Anyway, my own taste for clean/growl mixtures was entirely satisfied with the next song, "My Kantele". While Pasi used to sing this song with clean vocals only, Tomi launched right into the first verse full growls ahead, resurrecting the electric version of the song as remembered from the Elegy album. Simply amazing. After this song wasn't played at the FME in February, I was afraid it might have been, like "Black Winter Day", dropped from the setlist entirely. Fortunately it's still there, for no matter how many great songs Amorphis have come up with since and will in the future, "My Kantele" will always remain very, very special.
The penultimate song of the regular set was the only one from Am Universum, which - like Far From The Sun - would deserve broader recognition in the setlist.
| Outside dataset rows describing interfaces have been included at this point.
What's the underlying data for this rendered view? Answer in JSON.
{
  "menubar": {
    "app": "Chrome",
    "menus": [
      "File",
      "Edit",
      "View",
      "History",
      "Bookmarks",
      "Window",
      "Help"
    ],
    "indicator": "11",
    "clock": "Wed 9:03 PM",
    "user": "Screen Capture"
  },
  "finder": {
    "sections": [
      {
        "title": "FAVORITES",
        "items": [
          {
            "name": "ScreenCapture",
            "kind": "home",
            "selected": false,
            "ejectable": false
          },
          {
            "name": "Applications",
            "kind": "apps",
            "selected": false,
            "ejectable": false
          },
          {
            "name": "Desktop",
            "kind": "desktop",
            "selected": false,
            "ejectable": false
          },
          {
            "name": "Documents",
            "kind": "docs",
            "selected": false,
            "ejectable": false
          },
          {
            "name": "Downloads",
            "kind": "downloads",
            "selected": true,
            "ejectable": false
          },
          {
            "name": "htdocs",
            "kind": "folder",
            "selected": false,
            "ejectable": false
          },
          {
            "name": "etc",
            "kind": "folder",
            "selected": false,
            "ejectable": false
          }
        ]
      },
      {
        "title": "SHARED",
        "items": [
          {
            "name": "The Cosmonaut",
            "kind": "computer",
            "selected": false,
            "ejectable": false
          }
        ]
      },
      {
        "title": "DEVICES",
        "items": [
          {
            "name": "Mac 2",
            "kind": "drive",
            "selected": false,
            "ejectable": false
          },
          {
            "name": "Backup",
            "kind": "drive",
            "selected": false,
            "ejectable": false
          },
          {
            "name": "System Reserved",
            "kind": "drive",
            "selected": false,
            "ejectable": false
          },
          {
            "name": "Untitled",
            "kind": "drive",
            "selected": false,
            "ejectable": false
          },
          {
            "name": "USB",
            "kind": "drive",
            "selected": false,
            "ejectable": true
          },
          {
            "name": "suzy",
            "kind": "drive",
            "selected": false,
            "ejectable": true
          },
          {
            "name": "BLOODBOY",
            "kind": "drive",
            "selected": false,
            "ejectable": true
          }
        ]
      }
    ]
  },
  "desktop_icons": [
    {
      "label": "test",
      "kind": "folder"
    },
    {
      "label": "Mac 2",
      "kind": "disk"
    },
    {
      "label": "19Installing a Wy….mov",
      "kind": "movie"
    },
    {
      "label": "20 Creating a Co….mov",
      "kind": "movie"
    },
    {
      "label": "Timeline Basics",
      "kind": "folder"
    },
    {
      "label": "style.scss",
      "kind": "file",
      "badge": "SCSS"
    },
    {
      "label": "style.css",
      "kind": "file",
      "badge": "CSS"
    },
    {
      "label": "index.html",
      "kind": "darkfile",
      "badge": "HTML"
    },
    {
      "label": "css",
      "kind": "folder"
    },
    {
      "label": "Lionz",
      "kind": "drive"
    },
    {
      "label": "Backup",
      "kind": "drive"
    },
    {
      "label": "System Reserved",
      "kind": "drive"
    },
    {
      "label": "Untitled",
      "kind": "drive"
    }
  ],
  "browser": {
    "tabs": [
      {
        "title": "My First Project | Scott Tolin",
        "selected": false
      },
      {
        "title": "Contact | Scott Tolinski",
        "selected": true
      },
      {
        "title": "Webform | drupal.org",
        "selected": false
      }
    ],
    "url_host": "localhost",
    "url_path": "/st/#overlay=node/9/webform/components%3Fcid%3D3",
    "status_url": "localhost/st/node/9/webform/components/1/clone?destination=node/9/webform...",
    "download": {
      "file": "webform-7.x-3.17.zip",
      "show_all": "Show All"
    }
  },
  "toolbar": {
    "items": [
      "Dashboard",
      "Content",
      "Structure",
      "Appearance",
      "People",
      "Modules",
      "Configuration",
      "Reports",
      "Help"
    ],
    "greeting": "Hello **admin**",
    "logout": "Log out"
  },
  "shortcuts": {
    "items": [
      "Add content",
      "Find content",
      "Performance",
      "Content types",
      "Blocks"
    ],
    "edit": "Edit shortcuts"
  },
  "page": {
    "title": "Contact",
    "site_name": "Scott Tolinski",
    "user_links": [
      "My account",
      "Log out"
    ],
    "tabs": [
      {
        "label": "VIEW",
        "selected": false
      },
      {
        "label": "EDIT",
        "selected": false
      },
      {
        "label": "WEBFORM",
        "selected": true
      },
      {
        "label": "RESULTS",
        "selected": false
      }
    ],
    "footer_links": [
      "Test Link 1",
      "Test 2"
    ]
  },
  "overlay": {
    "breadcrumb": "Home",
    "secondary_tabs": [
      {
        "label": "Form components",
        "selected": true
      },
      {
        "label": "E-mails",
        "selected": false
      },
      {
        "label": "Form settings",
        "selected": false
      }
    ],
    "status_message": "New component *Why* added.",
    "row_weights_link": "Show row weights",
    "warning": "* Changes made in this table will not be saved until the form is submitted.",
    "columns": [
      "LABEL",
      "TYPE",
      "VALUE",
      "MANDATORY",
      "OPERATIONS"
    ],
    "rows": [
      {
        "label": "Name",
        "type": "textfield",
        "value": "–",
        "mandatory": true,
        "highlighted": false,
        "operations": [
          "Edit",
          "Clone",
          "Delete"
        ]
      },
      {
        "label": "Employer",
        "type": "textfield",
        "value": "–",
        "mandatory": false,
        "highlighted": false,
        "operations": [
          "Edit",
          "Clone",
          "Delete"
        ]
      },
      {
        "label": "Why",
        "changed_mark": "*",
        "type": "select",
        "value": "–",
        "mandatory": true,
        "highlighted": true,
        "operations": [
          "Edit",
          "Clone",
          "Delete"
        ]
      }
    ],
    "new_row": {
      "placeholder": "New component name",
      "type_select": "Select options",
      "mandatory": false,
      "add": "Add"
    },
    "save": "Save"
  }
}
As stated above, Tomi not only performs the older material extremely well but also does Pasi's songs justice, and perhaps nowhere more evidently so than on "Alone". His version is a good bit different from Pasi's, particularly the second and third chorus, which he has adapted to his lower register for added power and emphasis. Did I write power? Sorry, I meant POWER!!!
And then again, it was time to set the inner eye on the more colorful spheres of the mind. Tomi K. kicked on his phaser and together with Santeri's far-out keyboard sounds wove the magic carpet on which Esa's dreamy guitar melody took flight, before Tomi J. joined the fun and, with "The Orphan", proved once again that among his multiple other qualities, he also has an exceptional knack for ballads. Even an outstanding show needs its particular highlights, and this song was one of them. After the last chorus, the singer left the stage but the band played on. And I'd be the last one to deny a musician their well-deserved beer after a show, but right there and then I just stood leaning on the security fence, letting the outro solo infiltrate all my senses... wishing it would last... forever. As the old song goes, if we could freeze moments in time, we all would... Alas, the beer won.
Fortunately, this wasn't quite the end of it yet, for the band soon came back on stage to do three encores, starting with "Day Of Your Beliefs". Finally, a song from Far From The Sun! This 2003 album has faced plenty of undue disrespect even before getting totally eclipsed by its successor, but it's nonetheless a fine collection of little gems that deserve a better fate than utter oblivion. Esa has stated on more than one occasion that it would be interesting to re-record FFTS with Tomi J. some day, and while this doesn't seem the most realistic option, at least the live set should continue to include some of those songs.
The last two songs were "Drowned Maid", another perennial favorite from Tales, and finally, "Leaves Scar" from Eclipse. A few individuals in the audience - some of them not much older than the song itself - screamed for "Black Winter Day", but the majority appeared willing to do without it. It's a bold statement from a band to ban their biggest hit from the setlist (will Deep Purple ever again do a show without that Lake Geneva thing?), but it's the best thing to do when your new material represents your identity so much better. Amorphis know who they are and where they stand today, modest as ever but confident and rightfully proud of their new album. While the concerts of this tour covered the band's whole history with ease, they were much less a reminiscence of the past but an outlook on the future. And that future looks pretty good.